Hazards of a Mature Christian

Spiritual Success - The last topic we looked at “caring what others think.”  This is a similar topic, but it’s less about what others perceive and more about the success that we just flat out want.  For example, we want to start an awesome thriving organization.  We want to rescue thousands of girls, eradicate the sex industry in Phuket and see revival on this island like the day of Pentecost.  Let me be clear, I don’t think this is a bad thing.  But, Oswald Chambers argues, “Worldliness is not the trap that most endangers us as Christian workers; nor is it sin.  The trap we fall into is extravagantly desiring spiritual success” more than God’s will.  This can be a tricky one to describe because it isn’t a distraction to want to be successful and serve God will all your might, but often the success can be an idol that you serve in the place of Jesus.  What happens when you care more about “winning” than obedience?  While referencing Matthew Henry’s commentary, From Luke 10: 17-20, "All our victories over Satan, are obtained by power derived from Jesus Christ, and he must have all the praise. But let us beware of spiritual pride, which has been the destruction of many."

Self-Dependency - In Thailand we have very little control over starting a new foundation and the vocational training salon.  Average time is about two years to get approved for a Thai charity, and that depends on how fast you can create a relationship with a high ranking government official who will approve your Christian charity (very uncommon).  We are trying to start a school, which will eventually require a business license and work permit all typically requiring a bribe.  We are depending on God to see us through these challenges and He has showed up over and over again, affirming us and providing the ministry’s needs.  Any success that we have has been from God.  We know this and it’s obvious!  But, even with all that He has done in the past, we are often depending on our own efforts for the future.  As CEO of Hope International, Peter Greer says, "It’s possible to sacrificially serve God and be completely self-centered in the process!”  
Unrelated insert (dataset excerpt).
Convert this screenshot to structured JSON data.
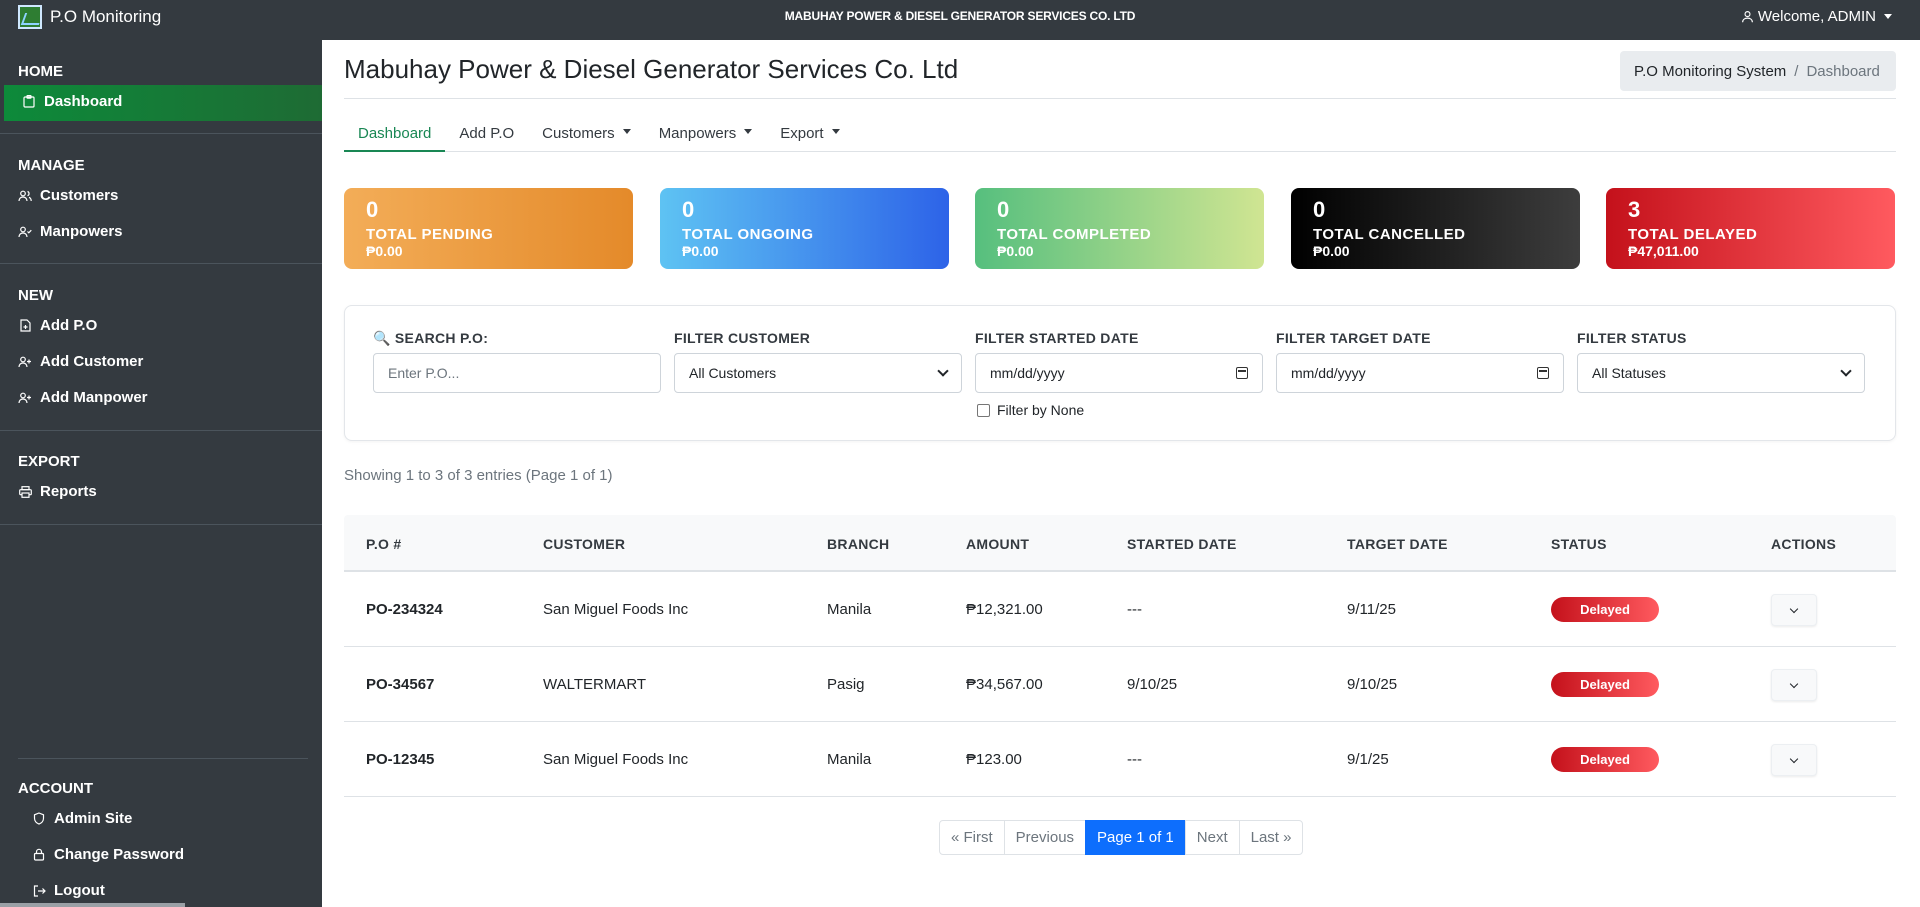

Again, this warning is for a mature Christian.  One may see that he or she has all of the tools for success in ministry and when they put hours of hard work, sweat, and tears into a ministry, the spirit of ownership or possession starts to creep into your heart.  Not only can they do it on their own, but they start thinking they deserve it too!  One will finally get to a point where he or she thinks their plan will work faster than God’s will.  The hard truth is that God doesn’t need you to do anything for His ministry.  He has invited you but he does not need you to accomplish things for Him.  Quoting Micah 6:8 "He has told you, O man, what is good; and what does the Lord require of you but to do justice, and to love kindness, and to walk humbly with your God?”  The first two don’t matter unless you’re obediently and humbly walking along side your all-knowing Creator.

Over the course of 6 months we have seen ourselves fall towards these distractions as we work to establish For Freedom International in Phuket, Thailand.  We have a lot to learn, and even though we will never be perfect enough for Him, we are doing our best to answer His calling on our lives.  Remember, the global church is a group of sinners, led by sinning pastors and leaders, to tell other sinners about a Perfect God who loves them.  Maybe you’re in ministry, or telling your friends about Jesus, or serving in a church; let’s remember we are all susceptible to sin and have no power to bring glory to God’s kingdom without His power working through us.  Also remember that we are in this together.  We are the church, and I hope this message will help you catch yourself before sin does.  May we all learn to love God and serve well, all the while trying to live out Paul’s words, “I consider my life worth nothing to me, if only I may finish the race and complete the task the Lord Jesus has given me - the task of testifying to the gospel of God’s grace” (Acts 20:24). 

-Paul & Allisan

References:

Hughes, K&B. “A Dark Night of the Soul.” Liberating Ministry from the Success Syndrome. Wheaton, Illinois: Tyndale House Publishers Inc, 1987. 13-31. Print.

Chambers, Oswald. My Utmost for His Highest. 3rd Edition. Grand Rapids, Michigan: Discovery House Publishers, 1992. April 23-24. Print.